[Component data from apps and pages]
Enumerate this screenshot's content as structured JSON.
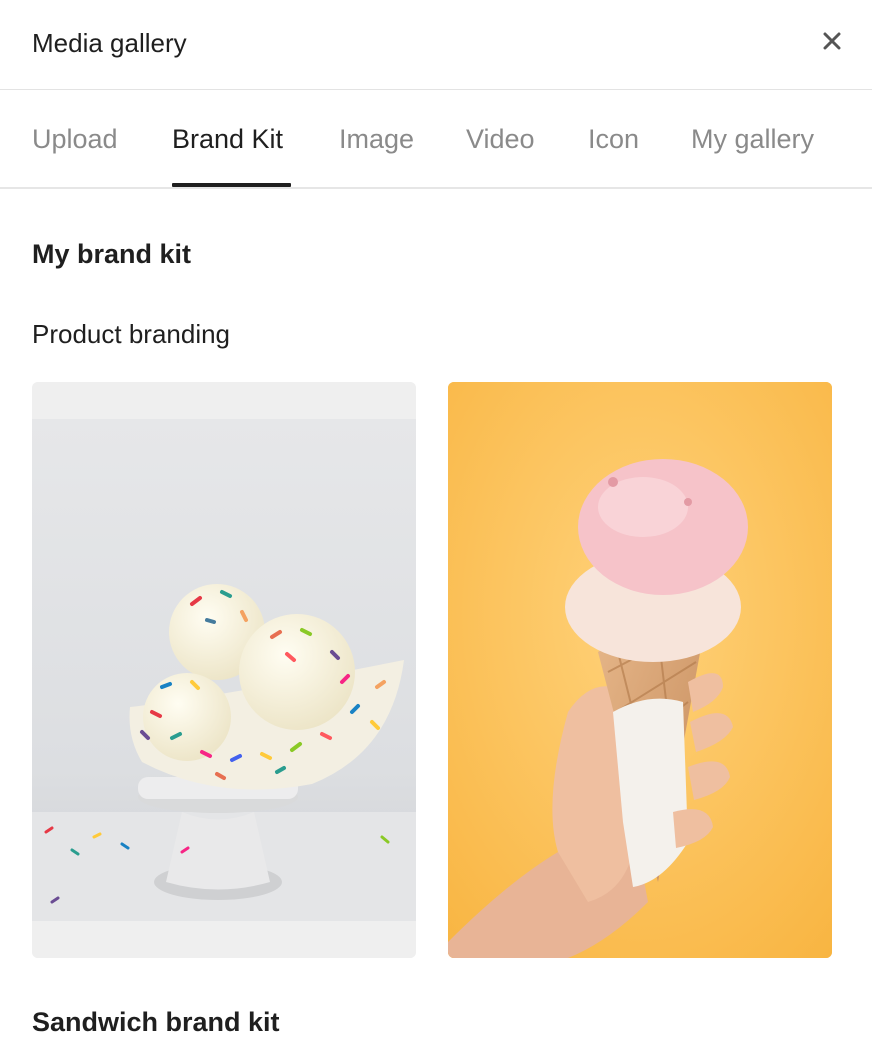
{
  "dialog": {
    "title": "Media gallery",
    "close_icon": "close-icon"
  },
  "tabs": [
    {
      "label": "Upload",
      "active": false
    },
    {
      "label": "Brand Kit",
      "active": true
    },
    {
      "label": "Image",
      "active": false
    },
    {
      "label": "Video",
      "active": false
    },
    {
      "label": "Icon",
      "active": false
    },
    {
      "label": "My gallery",
      "active": false
    }
  ],
  "content": {
    "section_title": "My brand kit",
    "subsection_title": "Product branding",
    "images": [
      {
        "name": "ice-cream-sprinkle-bowl-image",
        "description_icon": "photo"
      },
      {
        "name": "ice-cream-cone-image",
        "description_icon": "photo"
      }
    ],
    "next_section_title": "Sandwich brand kit"
  },
  "colors": {
    "text_primary": "#1f1f1f",
    "text_muted": "#8a8a8a",
    "accent_underline": "#1f1f1f",
    "yellow_background": "#fbbe50"
  }
}
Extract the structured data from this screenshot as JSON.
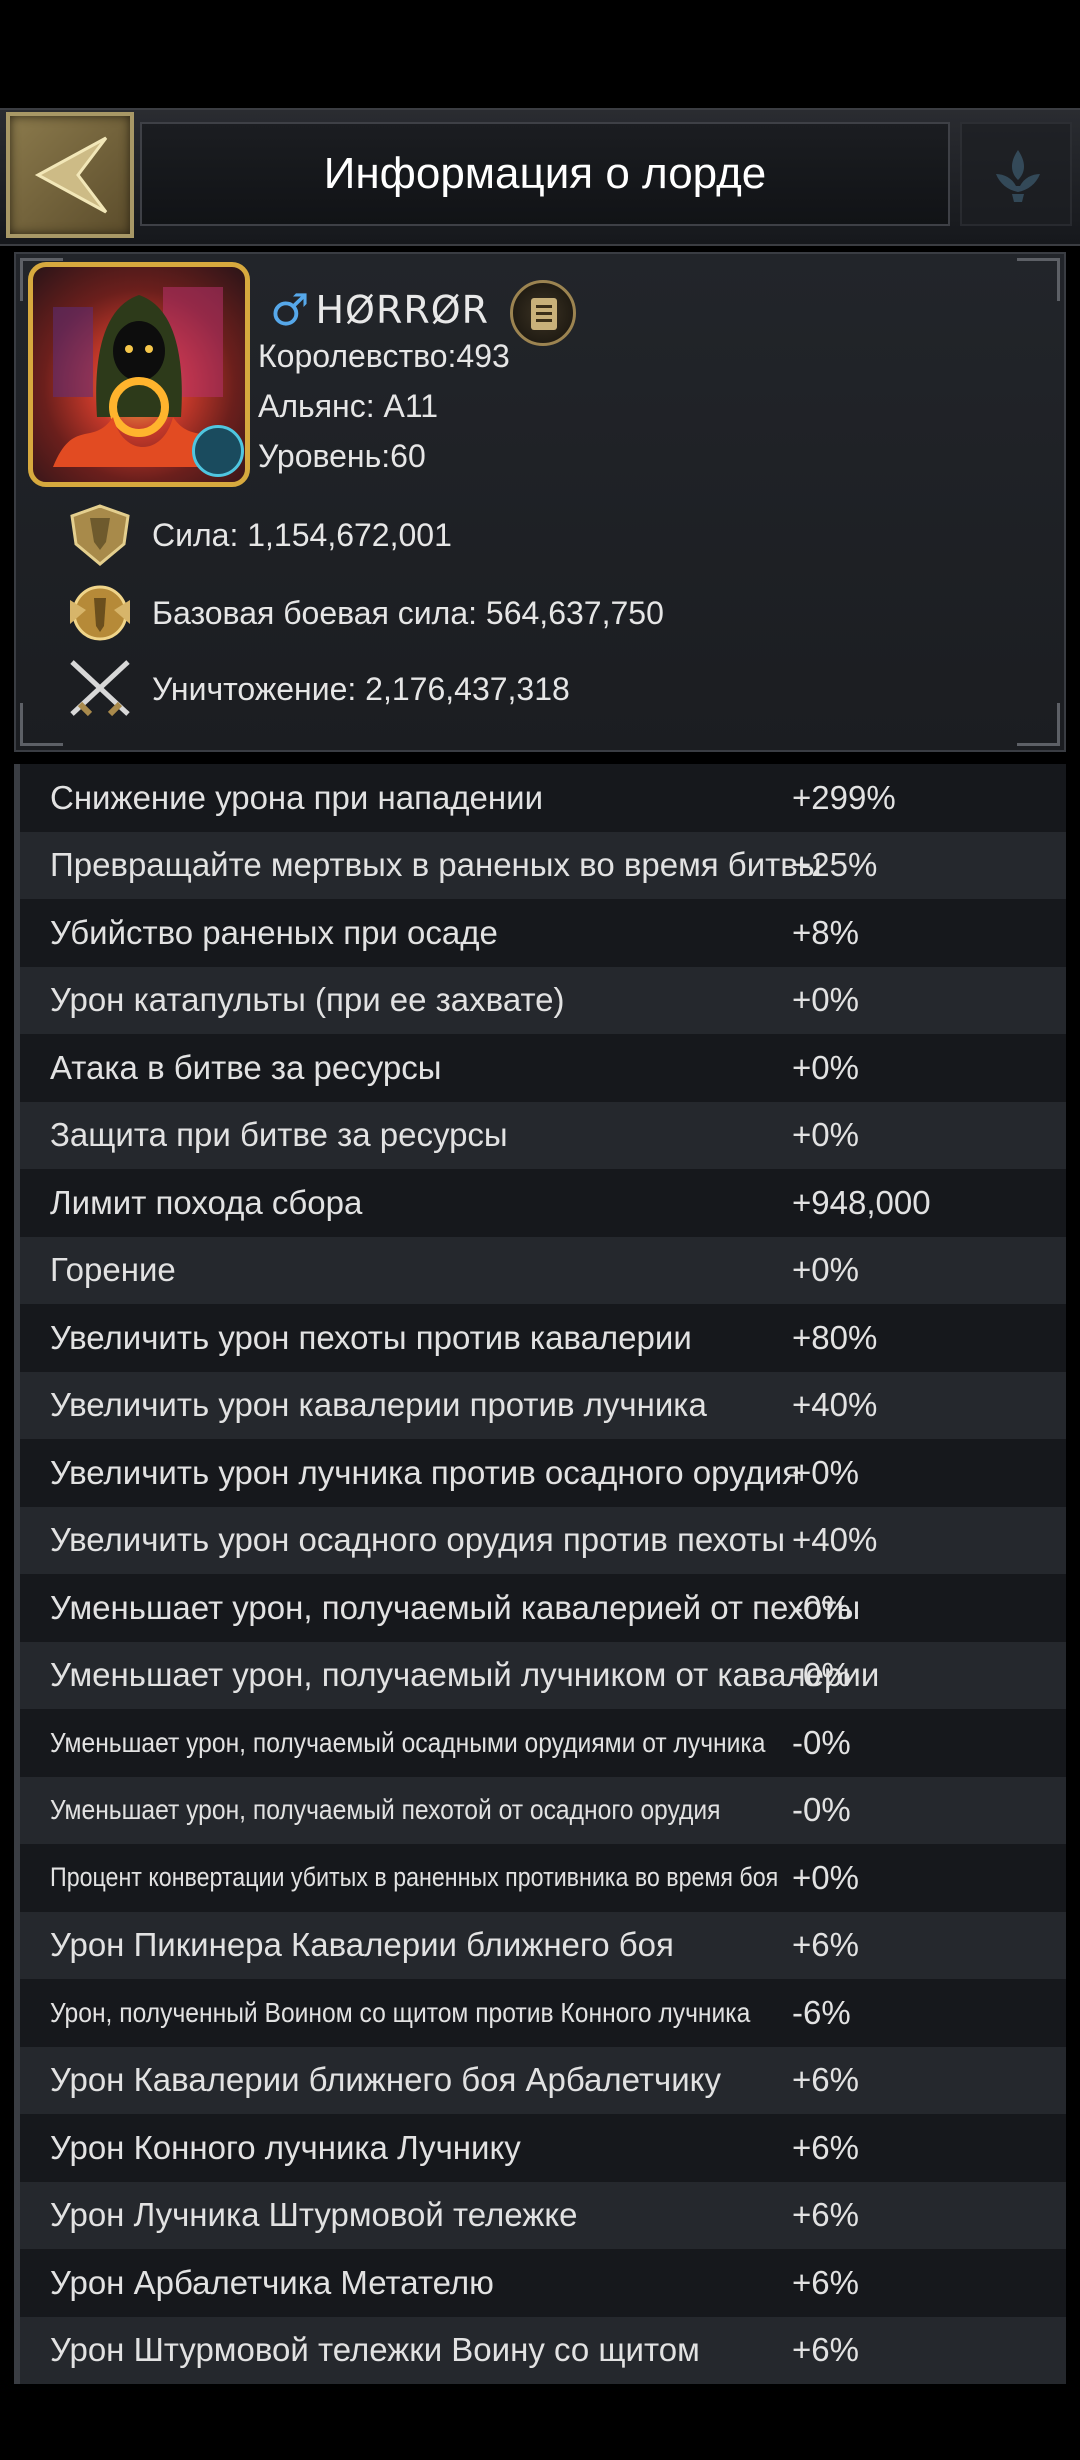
{
  "header": {
    "title": "Информация о лорде"
  },
  "profile": {
    "gender_icon": "male-icon",
    "name": "HØRRØR",
    "kingdom": "Королевство:493",
    "alliance": "Альянс: A11",
    "level": "Уровень:60"
  },
  "stats": {
    "power": "Сила: 1,154,672,001",
    "base_combat_power": "Базовая боевая сила: 564,637,750",
    "kills": "Уничтожение: 2,176,437,318"
  },
  "attributes": [
    {
      "label": "Снижение урона при нападении",
      "value": "+299%"
    },
    {
      "label": "Превращайте мертвых в раненых во время битвы",
      "value": "+25%"
    },
    {
      "label": "Убийство раненых при осаде",
      "value": "+8%"
    },
    {
      "label": "Урон катапульты (при ее захвате)",
      "value": "+0%"
    },
    {
      "label": "Атака в битве за ресурсы",
      "value": "+0%"
    },
    {
      "label": "Защита при битве за ресурсы",
      "value": "+0%"
    },
    {
      "label": "Лимит похода сбора",
      "value": "+948,000"
    },
    {
      "label": "Горение",
      "value": "+0%"
    },
    {
      "label": "Увеличить урон пехоты против кавалерии",
      "value": "+80%"
    },
    {
      "label": "Увеличить урон кавалерии против лучника",
      "value": "+40%"
    },
    {
      "label": "Увеличить урон лучника против осадного орудия",
      "value": "+0%"
    },
    {
      "label": "Увеличить урон осадного орудия против пехоты",
      "value": "+40%"
    },
    {
      "label": "Уменьшает урон, получаемый кавалерией от пехоты",
      "value": "-0%"
    },
    {
      "label": "Уменьшает урон, получаемый лучником от кавалерии",
      "value": "-0%"
    },
    {
      "label": "Уменьшает урон, получаемый осадными орудиями от лучника",
      "value": "-0%"
    },
    {
      "label": "Уменьшает урон, получаемый пехотой от осадного орудия",
      "value": "-0%"
    },
    {
      "label": "Процент конвертации убитых в раненных противника во время боя",
      "value": "+0%"
    },
    {
      "label": "Урон Пикинера Кавалерии ближнего боя",
      "value": "+6%"
    },
    {
      "label": "Урон, полученный Воином со щитом против Конного лучника",
      "value": "-6%"
    },
    {
      "label": "Урон Кавалерии ближнего боя Арбалетчику",
      "value": "+6%"
    },
    {
      "label": "Урон Конного лучника Лучнику",
      "value": "+6%"
    },
    {
      "label": "Урон Лучника Штурмовой тележке",
      "value": "+6%"
    },
    {
      "label": "Урон Арбалетчика Метателю",
      "value": "+6%"
    },
    {
      "label": "Урон Штурмовой тележки Воину со щитом",
      "value": "+6%"
    }
  ],
  "colors": {
    "accent_gold": "#d7a93e",
    "male_blue": "#56a8ea"
  }
}
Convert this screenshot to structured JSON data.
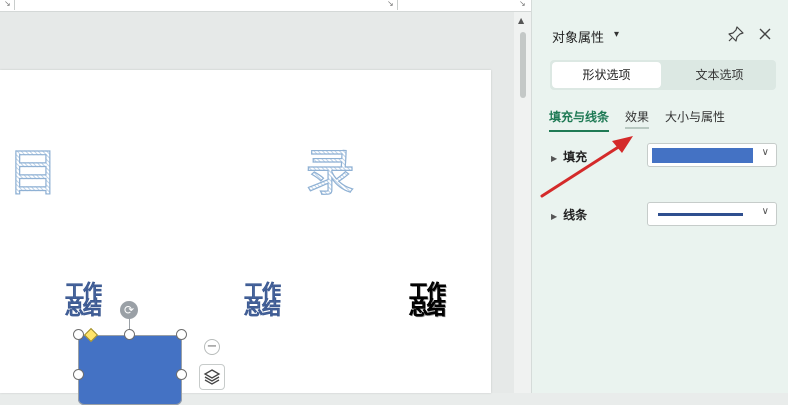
{
  "ruler": {
    "marks": [
      "↘",
      "↘",
      "↘"
    ]
  },
  "document": {
    "title_chars": [
      "目",
      "录"
    ],
    "wordart": [
      {
        "line1": "工作",
        "line2": "总结",
        "style": "blue"
      },
      {
        "line1": "工作",
        "line2": "总结",
        "style": "blue"
      },
      {
        "line1": "工作",
        "line2": "总结",
        "style": "dark"
      }
    ],
    "shape_color": "#4472c4",
    "rotate_glyph": "⟳",
    "minus_glyph": "−"
  },
  "scrollbar": {
    "up_glyph": "▲"
  },
  "panel": {
    "title": "对象属性",
    "title_caret": "▾",
    "pin_icon": "pin-icon",
    "close_icon": "close-icon",
    "segments": [
      "形状选项",
      "文本选项"
    ],
    "active_segment": "形状选项",
    "tabs": [
      "填充与线条",
      "效果",
      "大小与属性"
    ],
    "active_tab": "填充与线条",
    "sections": [
      {
        "caret": "▶",
        "label": "填充",
        "swatch_color": "#4472c4",
        "chevron": "∨"
      },
      {
        "caret": "▶",
        "label": "线条",
        "swatch_color": "#2f4f8f",
        "chevron": "∨"
      }
    ]
  },
  "colors": {
    "accent": "#1f7a55",
    "panel_bg": "#eaf3ef",
    "annotation_arrow": "#d42a2a"
  }
}
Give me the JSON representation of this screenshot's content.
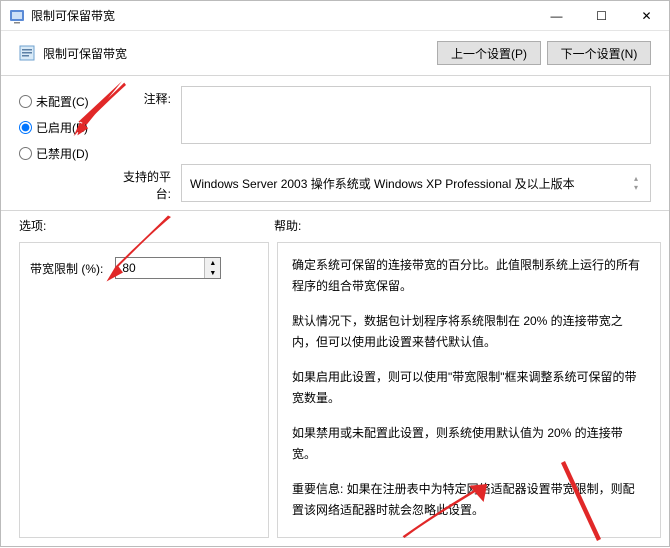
{
  "window": {
    "title": "限制可保留带宽",
    "minimize_icon": "—",
    "maximize_icon": "☐",
    "close_icon": "✕"
  },
  "header": {
    "title": "限制可保留带宽",
    "prev_label": "上一个设置(P)",
    "next_label": "下一个设置(N)"
  },
  "config": {
    "radio_not_configured": "未配置(C)",
    "radio_enabled": "已启用(E)",
    "radio_disabled": "已禁用(D)",
    "comment_label": "注释:",
    "comment_value": "",
    "supported_label": "支持的平台:",
    "supported_value": "Windows Server 2003 操作系统或 Windows XP Professional 及以上版本"
  },
  "labels": {
    "options": "选项:",
    "help": "帮助:"
  },
  "options": {
    "bandwidth_limit_label": "带宽限制 (%):",
    "bandwidth_limit_value": "80"
  },
  "help": {
    "p1": "确定系统可保留的连接带宽的百分比。此值限制系统上运行的所有程序的组合带宽保留。",
    "p2": "默认情况下，数据包计划程序将系统限制在 20% 的连接带宽之内，但可以使用此设置来替代默认值。",
    "p3": "如果启用此设置，则可以使用\"带宽限制\"框来调整系统可保留的带宽数量。",
    "p4": "如果禁用或未配置此设置，则系统使用默认值为 20% 的连接带宽。",
    "p5": "重要信息: 如果在注册表中为特定网络适配器设置带宽限制，则配置该网络适配器时就会忽略此设置。"
  }
}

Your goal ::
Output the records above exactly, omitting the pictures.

Written response ::
Enumerate this screenshot's content as structured JSON.
{
  "dialog": {
    "title": "Media gallery",
    "close_icon": "close-icon"
  },
  "tabs": [
    {
      "label": "Upload",
      "active": false
    },
    {
      "label": "Brand Kit",
      "active": true
    },
    {
      "label": "Image",
      "active": false
    },
    {
      "label": "Video",
      "active": false
    },
    {
      "label": "Icon",
      "active": false
    },
    {
      "label": "My gallery",
      "active": false
    }
  ],
  "content": {
    "section_title": "My brand kit",
    "subsection_title": "Product branding",
    "images": [
      {
        "name": "ice-cream-sprinkle-bowl-image",
        "description_icon": "photo"
      },
      {
        "name": "ice-cream-cone-image",
        "description_icon": "photo"
      }
    ],
    "next_section_title": "Sandwich brand kit"
  },
  "colors": {
    "text_primary": "#1f1f1f",
    "text_muted": "#8a8a8a",
    "accent_underline": "#1f1f1f",
    "yellow_background": "#fbbe50"
  }
}
Extract the structured data from this screenshot as JSON.
{
  "header": {
    "title": "Информация о лорде"
  },
  "profile": {
    "gender_icon": "male-icon",
    "name": "HØRRØR",
    "kingdom": "Королевство:493",
    "alliance": "Альянс: A11",
    "level": "Уровень:60"
  },
  "stats": {
    "power": "Сила: 1,154,672,001",
    "base_combat_power": "Базовая боевая сила: 564,637,750",
    "kills": "Уничтожение: 2,176,437,318"
  },
  "attributes": [
    {
      "label": "Снижение урона при нападении",
      "value": "+299%"
    },
    {
      "label": "Превращайте мертвых в раненых во время битвы",
      "value": "+25%"
    },
    {
      "label": "Убийство раненых при осаде",
      "value": "+8%"
    },
    {
      "label": "Урон катапульты (при ее захвате)",
      "value": "+0%"
    },
    {
      "label": "Атака в битве за ресурсы",
      "value": "+0%"
    },
    {
      "label": "Защита при битве за ресурсы",
      "value": "+0%"
    },
    {
      "label": "Лимит похода сбора",
      "value": "+948,000"
    },
    {
      "label": "Горение",
      "value": "+0%"
    },
    {
      "label": "Увеличить урон пехоты против кавалерии",
      "value": "+80%"
    },
    {
      "label": "Увеличить урон кавалерии против лучника",
      "value": "+40%"
    },
    {
      "label": "Увеличить урон лучника против осадного орудия",
      "value": "+0%"
    },
    {
      "label": "Увеличить урон осадного орудия против пехоты",
      "value": "+40%"
    },
    {
      "label": "Уменьшает урон, получаемый кавалерией от пехоты",
      "value": "-0%"
    },
    {
      "label": "Уменьшает урон, получаемый лучником от кавалерии",
      "value": "-0%"
    },
    {
      "label": "Уменьшает урон, получаемый осадными орудиями от лучника",
      "value": "-0%"
    },
    {
      "label": "Уменьшает урон, получаемый пехотой от осадного орудия",
      "value": "-0%"
    },
    {
      "label": "Процент конвертации убитых в раненных противника во время боя",
      "value": "+0%"
    },
    {
      "label": "Урон Пикинера Кавалерии ближнего боя",
      "value": "+6%"
    },
    {
      "label": "Урон, полученный Воином со щитом против Конного лучника",
      "value": "-6%"
    },
    {
      "label": "Урон Кавалерии ближнего боя Арбалетчику",
      "value": "+6%"
    },
    {
      "label": "Урон Конного лучника Лучнику",
      "value": "+6%"
    },
    {
      "label": "Урон Лучника Штурмовой тележке",
      "value": "+6%"
    },
    {
      "label": "Урон Арбалетчика Метателю",
      "value": "+6%"
    },
    {
      "label": "Урон Штурмовой тележки Воину со щитом",
      "value": "+6%"
    }
  ],
  "colors": {
    "accent_gold": "#d7a93e",
    "male_blue": "#56a8ea"
  }
}
Convert this screenshot to structured JSON data.
{
  "ruler": {
    "marks": [
      "↘",
      "↘",
      "↘"
    ]
  },
  "document": {
    "title_chars": [
      "目",
      "录"
    ],
    "wordart": [
      {
        "line1": "工作",
        "line2": "总结",
        "style": "blue"
      },
      {
        "line1": "工作",
        "line2": "总结",
        "style": "blue"
      },
      {
        "line1": "工作",
        "line2": "总结",
        "style": "dark"
      }
    ],
    "shape_color": "#4472c4",
    "rotate_glyph": "⟳",
    "minus_glyph": "−"
  },
  "scrollbar": {
    "up_glyph": "▲"
  },
  "panel": {
    "title": "对象属性",
    "title_caret": "▾",
    "pin_icon": "pin-icon",
    "close_icon": "close-icon",
    "segments": [
      "形状选项",
      "文本选项"
    ],
    "active_segment": "形状选项",
    "tabs": [
      "填充与线条",
      "效果",
      "大小与属性"
    ],
    "active_tab": "填充与线条",
    "sections": [
      {
        "caret": "▶",
        "label": "填充",
        "swatch_color": "#4472c4",
        "chevron": "∨"
      },
      {
        "caret": "▶",
        "label": "线条",
        "swatch_color": "#2f4f8f",
        "chevron": "∨"
      }
    ]
  },
  "colors": {
    "accent": "#1f7a55",
    "panel_bg": "#eaf3ef",
    "annotation_arrow": "#d42a2a"
  }
}
Give me the JSON representation of this screenshot's content.
{
  "window": {
    "title": "限制可保留带宽",
    "minimize_icon": "—",
    "maximize_icon": "☐",
    "close_icon": "✕"
  },
  "header": {
    "title": "限制可保留带宽",
    "prev_label": "上一个设置(P)",
    "next_label": "下一个设置(N)"
  },
  "config": {
    "radio_not_configured": "未配置(C)",
    "radio_enabled": "已启用(E)",
    "radio_disabled": "已禁用(D)",
    "comment_label": "注释:",
    "comment_value": "",
    "supported_label": "支持的平台:",
    "supported_value": "Windows Server 2003 操作系统或 Windows XP Professional 及以上版本"
  },
  "labels": {
    "options": "选项:",
    "help": "帮助:"
  },
  "options": {
    "bandwidth_limit_label": "带宽限制 (%):",
    "bandwidth_limit_value": "80"
  },
  "help": {
    "p1": "确定系统可保留的连接带宽的百分比。此值限制系统上运行的所有程序的组合带宽保留。",
    "p2": "默认情况下，数据包计划程序将系统限制在 20% 的连接带宽之内，但可以使用此设置来替代默认值。",
    "p3": "如果启用此设置，则可以使用\"带宽限制\"框来调整系统可保留的带宽数量。",
    "p4": "如果禁用或未配置此设置，则系统使用默认值为 20% 的连接带宽。",
    "p5": "重要信息: 如果在注册表中为特定网络适配器设置带宽限制，则配置该网络适配器时就会忽略此设置。"
  }
}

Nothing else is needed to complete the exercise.